▸ **REQUIRED ACTION**
Lines containing "this" should be pulled from the material below.
• • • • • • •
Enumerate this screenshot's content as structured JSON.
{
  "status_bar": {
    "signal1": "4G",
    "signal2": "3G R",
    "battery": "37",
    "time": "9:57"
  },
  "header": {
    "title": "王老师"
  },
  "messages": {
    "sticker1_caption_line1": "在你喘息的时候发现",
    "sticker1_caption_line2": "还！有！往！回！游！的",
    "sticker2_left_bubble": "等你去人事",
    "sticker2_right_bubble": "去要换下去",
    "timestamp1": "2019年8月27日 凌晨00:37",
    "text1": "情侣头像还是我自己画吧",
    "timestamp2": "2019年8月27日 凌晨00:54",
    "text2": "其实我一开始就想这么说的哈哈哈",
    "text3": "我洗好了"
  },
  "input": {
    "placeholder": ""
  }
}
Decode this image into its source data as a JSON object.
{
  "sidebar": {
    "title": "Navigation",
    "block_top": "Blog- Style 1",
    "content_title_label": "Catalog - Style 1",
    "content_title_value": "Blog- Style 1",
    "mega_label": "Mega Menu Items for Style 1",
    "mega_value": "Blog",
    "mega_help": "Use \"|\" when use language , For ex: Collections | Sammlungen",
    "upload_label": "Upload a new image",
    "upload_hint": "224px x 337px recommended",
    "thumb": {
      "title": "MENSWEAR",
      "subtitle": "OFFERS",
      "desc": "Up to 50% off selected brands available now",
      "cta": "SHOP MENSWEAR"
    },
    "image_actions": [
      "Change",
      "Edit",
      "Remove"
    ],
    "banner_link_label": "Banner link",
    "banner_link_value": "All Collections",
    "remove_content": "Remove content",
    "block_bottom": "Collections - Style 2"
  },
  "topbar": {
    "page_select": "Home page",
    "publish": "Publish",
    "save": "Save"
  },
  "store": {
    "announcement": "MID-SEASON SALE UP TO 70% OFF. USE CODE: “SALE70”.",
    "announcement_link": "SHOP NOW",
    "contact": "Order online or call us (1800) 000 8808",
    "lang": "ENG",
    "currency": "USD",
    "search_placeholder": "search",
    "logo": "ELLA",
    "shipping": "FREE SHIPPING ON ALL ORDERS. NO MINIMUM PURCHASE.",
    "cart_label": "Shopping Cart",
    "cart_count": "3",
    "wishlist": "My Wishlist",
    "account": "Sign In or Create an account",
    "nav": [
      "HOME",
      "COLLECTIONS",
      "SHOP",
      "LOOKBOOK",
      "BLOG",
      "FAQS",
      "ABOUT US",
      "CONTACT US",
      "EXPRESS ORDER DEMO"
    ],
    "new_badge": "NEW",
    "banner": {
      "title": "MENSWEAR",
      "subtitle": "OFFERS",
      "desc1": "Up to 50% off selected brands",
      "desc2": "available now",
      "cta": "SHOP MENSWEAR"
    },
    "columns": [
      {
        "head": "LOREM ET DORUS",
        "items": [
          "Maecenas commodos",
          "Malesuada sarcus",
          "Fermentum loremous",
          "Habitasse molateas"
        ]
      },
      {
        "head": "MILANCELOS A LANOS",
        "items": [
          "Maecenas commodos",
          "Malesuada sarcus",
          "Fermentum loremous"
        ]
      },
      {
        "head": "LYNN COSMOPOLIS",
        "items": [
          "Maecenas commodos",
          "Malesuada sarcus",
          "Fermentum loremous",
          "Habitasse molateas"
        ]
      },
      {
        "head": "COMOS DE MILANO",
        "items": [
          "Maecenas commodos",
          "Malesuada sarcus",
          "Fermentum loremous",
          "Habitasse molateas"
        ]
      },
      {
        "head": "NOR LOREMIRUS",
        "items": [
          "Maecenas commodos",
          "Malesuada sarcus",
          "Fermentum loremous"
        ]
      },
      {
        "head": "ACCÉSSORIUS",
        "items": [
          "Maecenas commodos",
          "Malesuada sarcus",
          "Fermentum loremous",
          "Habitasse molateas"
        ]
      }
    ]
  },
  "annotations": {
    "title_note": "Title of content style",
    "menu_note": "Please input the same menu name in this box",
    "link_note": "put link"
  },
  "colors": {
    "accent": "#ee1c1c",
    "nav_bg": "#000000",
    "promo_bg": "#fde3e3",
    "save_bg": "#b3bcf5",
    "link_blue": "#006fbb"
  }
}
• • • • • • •
▸ **WRITTEN SOLUTION**
Enumerate this screenshot's content as structured JSON.
Decode this image into its source data as a JSON object.
    "menu_note": "Please input the same menu name in this box",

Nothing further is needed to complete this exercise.